Taiwan is in price negotiations to buy six Alenia Aermacchi C-27J Spartans for its armed forces, with industry sources expecting the deal to go ahead in the next year.
Taipei has been assessing the C-27J and EADS Casa CN-235 for its medium tactical airlift capability for several years, and industry sources say that it has decided to go ahead with the Spartans.
The purchase will be made through the US government's foreign military sales mechanism, they add. The US Air Force is buying the C-27J Spartans, an upgraded version of the Alenia G222, under its Joint Cargo Aircraft programme. Alenia and L-3 Communications are partners in Global Military Aircraft Systems, the joint venture that is responsible for marketing the aircraft to the US military.
Any deal is likely to raise a protest from China, which has consistently opposed arms sales to Taiwan. Beijing has regarded Taipei as a renegade province since their split in 1949, and has threatened to attack if the island declares independence. However, given that this is not an offensive weapon, like fighter aircraft, it is unlikely to be a major bilateral issue, say the sources.
The USA, which switched diplomatic ties to Beijing in 1979, is legally obliged to help Taiwan defend itself. However, it has long dithered on Taipei's biggest aim, a 2001 request to buy 66 Lockheed Martin F-16C/Ds worth $1.3 billion.
In October 2008, Washington approved a $6.5 billion arms package that includes 30 Boeing AH-64D Apache Longbow attack helicopters, upgrades to four Northrop Grumman E-2C Hawkeye airborne early warning and control system aircraft and spare parts for Taipei's Lockheed F-16A/B and Northrop F-5 fighters. Under an earlier $1.3 billion deal, Lockheed will also refurbish 12 P-3Cs that are in storage in the USA.

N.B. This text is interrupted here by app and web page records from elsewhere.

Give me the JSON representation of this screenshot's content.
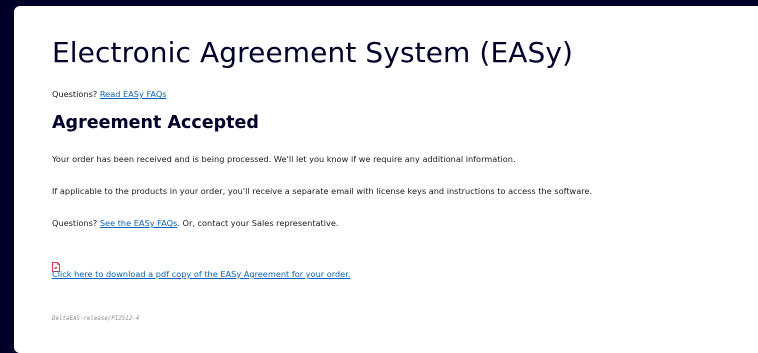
{
  "header": {
    "title": "Electronic Agreement System (EASy)",
    "questions_prefix": "Questions?",
    "faq_link": "Read EASy FAQs"
  },
  "confirmation": {
    "heading": "Agreement Accepted",
    "received_text": "Your order has been received and is being processed. We'll let you know if we require any additional information.",
    "license_text": "If applicable to the products in your order, you'll receive a separate email with license keys and instructions to access the software.",
    "questions_prefix": "Questions?",
    "faq_link": "See the EASy FAQs",
    "contact_suffix": ". Or, contact your Sales representative.",
    "pdf_icon": "pdf-file-icon",
    "pdf_link": "Click here to download a pdf copy of the EASy Agreement for your order."
  },
  "footer": {
    "build": "DeltaEAS-release/PI2512-4"
  },
  "colors": {
    "background": "#000028",
    "heading": "#000028",
    "link": "#0a63b8",
    "pdf_icon": "#d9001e"
  }
}
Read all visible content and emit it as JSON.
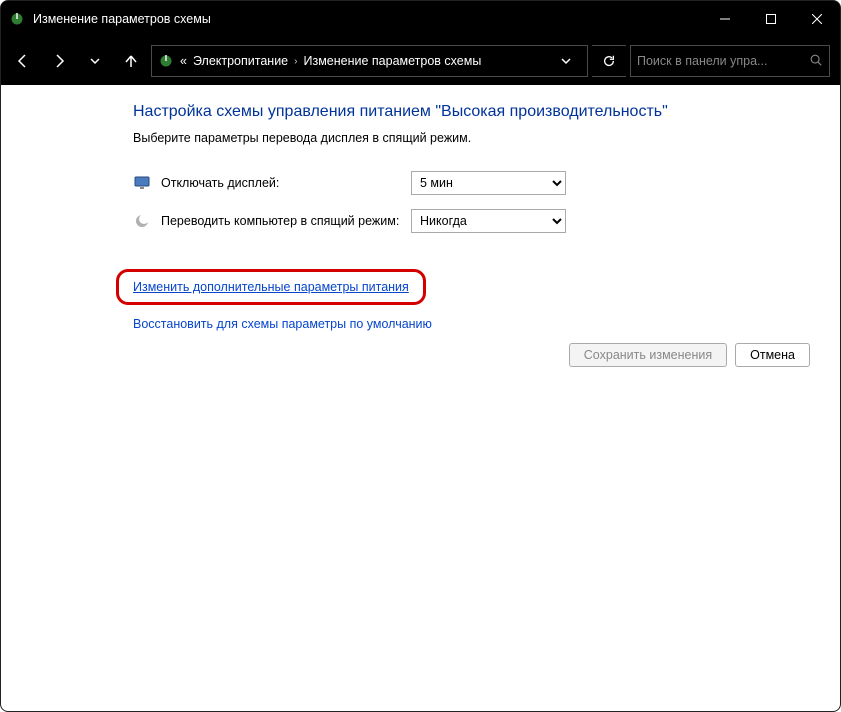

Industry sources say that Washington is also likely to approve Taiwan's request for 60 Sikorsky UH-60 Black Hawk utility helicopters in September or October.